There are also entries that return to the list even after they’ve been achieved. Le Bernardin is a fine example of this for me. I visited New York City in late 2008 in the months immediately following the stock market crash. The whole week was a minor festival of crossing off bucket list restaurant entries but Le Bernardin was at the apex. I arrived for lunch on a grey, damp, slushy day in the week preceding Christmas. I was in the heightened state of anticipation that heralds the realization of a dream. I was greeted and seated towards the back of the dining room with a perfect view of the room at large. I was practicing (and continue to practice) the fine art of not taking any distraction when dining alone. I was book and phone free. I wanted the full experience and felt secure enough to be seen dining alone. It was, as I had imagined, extraordinary (and included a walk through by Eric Ripert). I remember many things, including a sublime dish of crispy black bass in a sauce infused with Iberico ham. I was treated with extraordinary care in spite of my aloneness and had a waiter whose skills I hold as a bar to measure all others. I breathed deeply, watched the room closely, and enjoyed every last moment. I knew that this restaurant would never leave my bucket list. Returning to its elegance was essential.
Not all the bucket stuff is posh or exotic.

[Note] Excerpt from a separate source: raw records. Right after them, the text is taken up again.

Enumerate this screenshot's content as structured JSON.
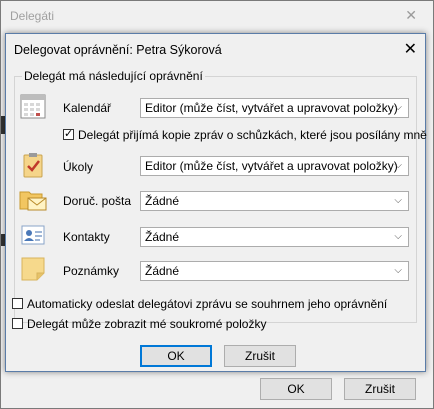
{
  "outer_dialog": {
    "title": "Delegáti",
    "close_glyph": "✕",
    "ok_label": "OK",
    "cancel_label": "Zrušit"
  },
  "dialog": {
    "title": "Delegovat oprávnění: Petra Sýkorová",
    "close_glyph": "✕",
    "group_label": "Delegát má následující oprávnění",
    "rows": [
      {
        "icon": "calendar-icon",
        "label": "Kalendář",
        "value": "Editor (může číst, vytvářet a upravovat položky)"
      },
      {
        "icon": "tasks-icon",
        "label": "Úkoly",
        "value": "Editor (může číst, vytvářet a upravovat položky)"
      },
      {
        "icon": "inbox-folder-icon",
        "label": "Doruč. pošta",
        "value": "Žádné"
      },
      {
        "icon": "contacts-icon",
        "label": "Kontakty",
        "value": "Žádné"
      },
      {
        "icon": "notes-icon",
        "label": "Poznámky",
        "value": "Žádné"
      }
    ],
    "meeting_copies": {
      "label": "Delegát přijímá kopie zpráv o schůzkách, které jsou posílány mně",
      "checked": true
    },
    "send_summary": {
      "label": "Automaticky odeslat delegátovi zprávu se souhrnem jeho oprávnění",
      "checked": false
    },
    "private_items": {
      "label": "Delegát může zobrazit mé soukromé položky",
      "checked": false
    },
    "ok_label": "OK",
    "cancel_label": "Zrušit",
    "chevron_glyph": "⌵"
  },
  "colors": {
    "accent": "#0078d7",
    "dialog_bg": "#f0f0f0"
  }
}
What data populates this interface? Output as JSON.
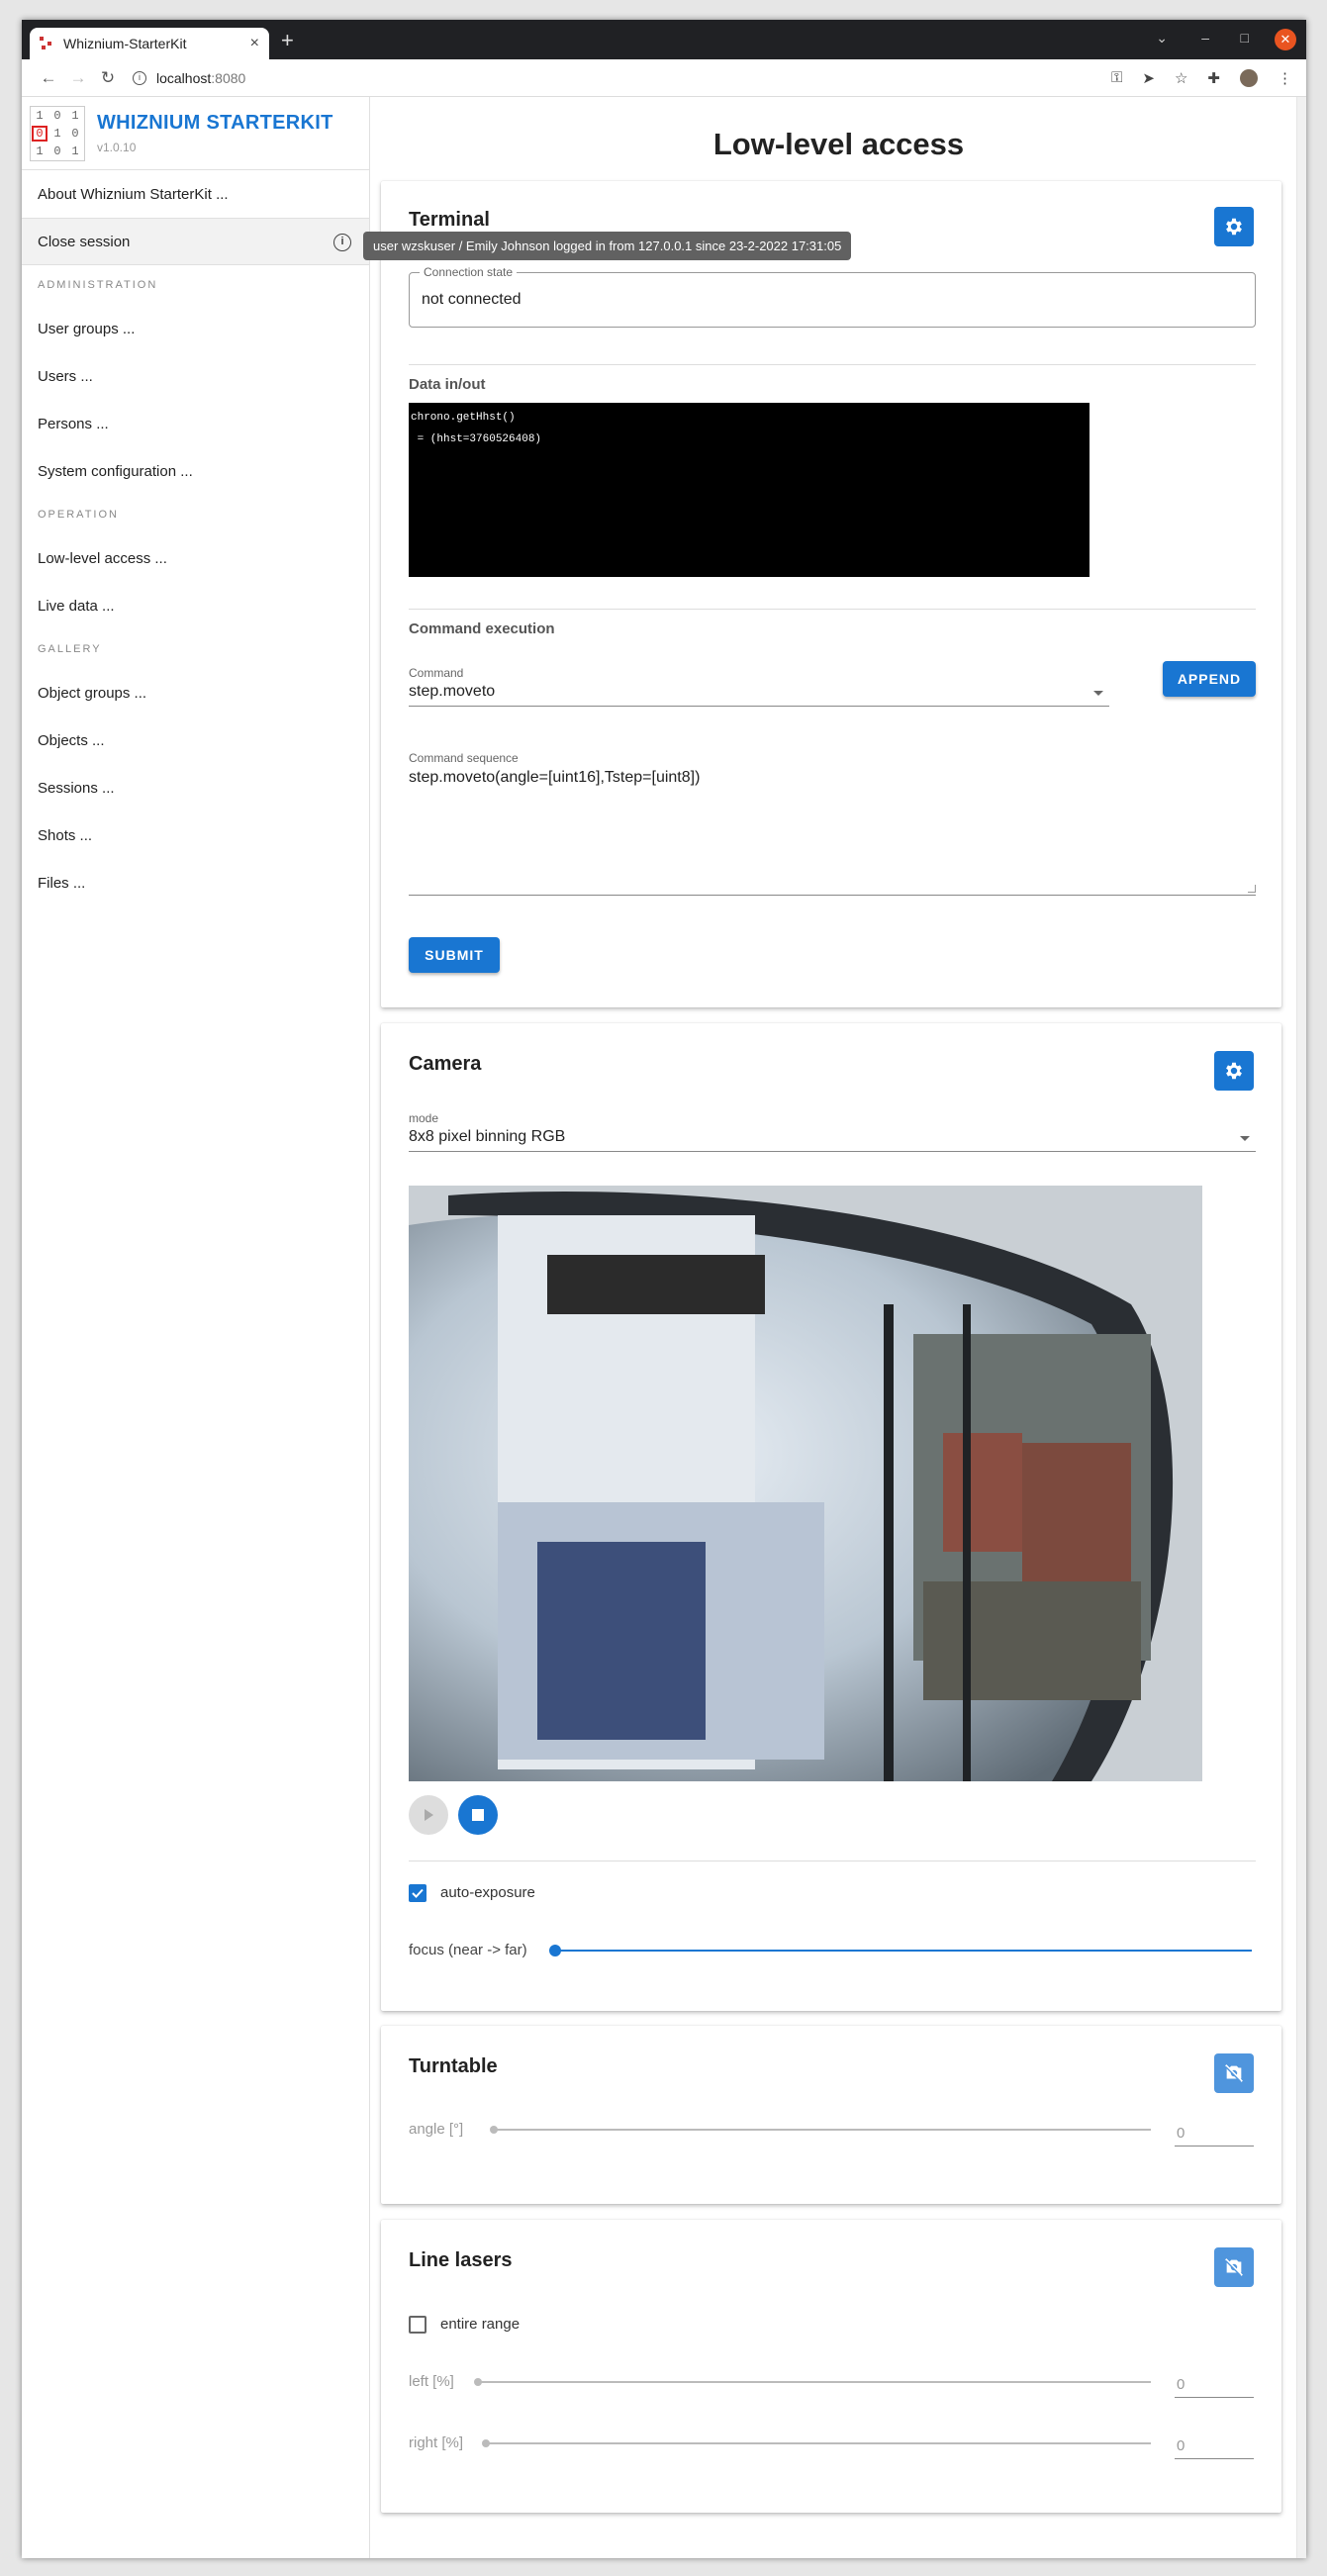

On my current list is a desire to attend the American Royal World Series of Barbecue in Kansas City. It’s been there since I crossed attending Memphis in May off the list in 2008. I’ve not had to travel far to meet one of my great chef heroes, Jacques Pepin, who I met twice in Toronto. But there are, and always will be, very fine restaurants on my list: Manresa, Blue Hill at the Stone Barns, L’Arpege, and Sukiyabashi Jiro. Of the more exotic current entries I hope one day to attend the Oxford Symposium on Food and Cookery, to eat from a hawker stall in Singapore, to enjoy coffee and Sacher Torte on a snowy day in Vienna, and to pay an extended visit to Oaxaca.
The list will remain, and needs be, unrealized. The entries are a calling – an inner whisper of desire. To come to the end of the list would be a dangerous thing. It would signal a shift away from the kind of delight that only a fleeting experience can possess. I want never to enter the realm of the blasé, collecting for collection sake rather than treasuring my great good fortune.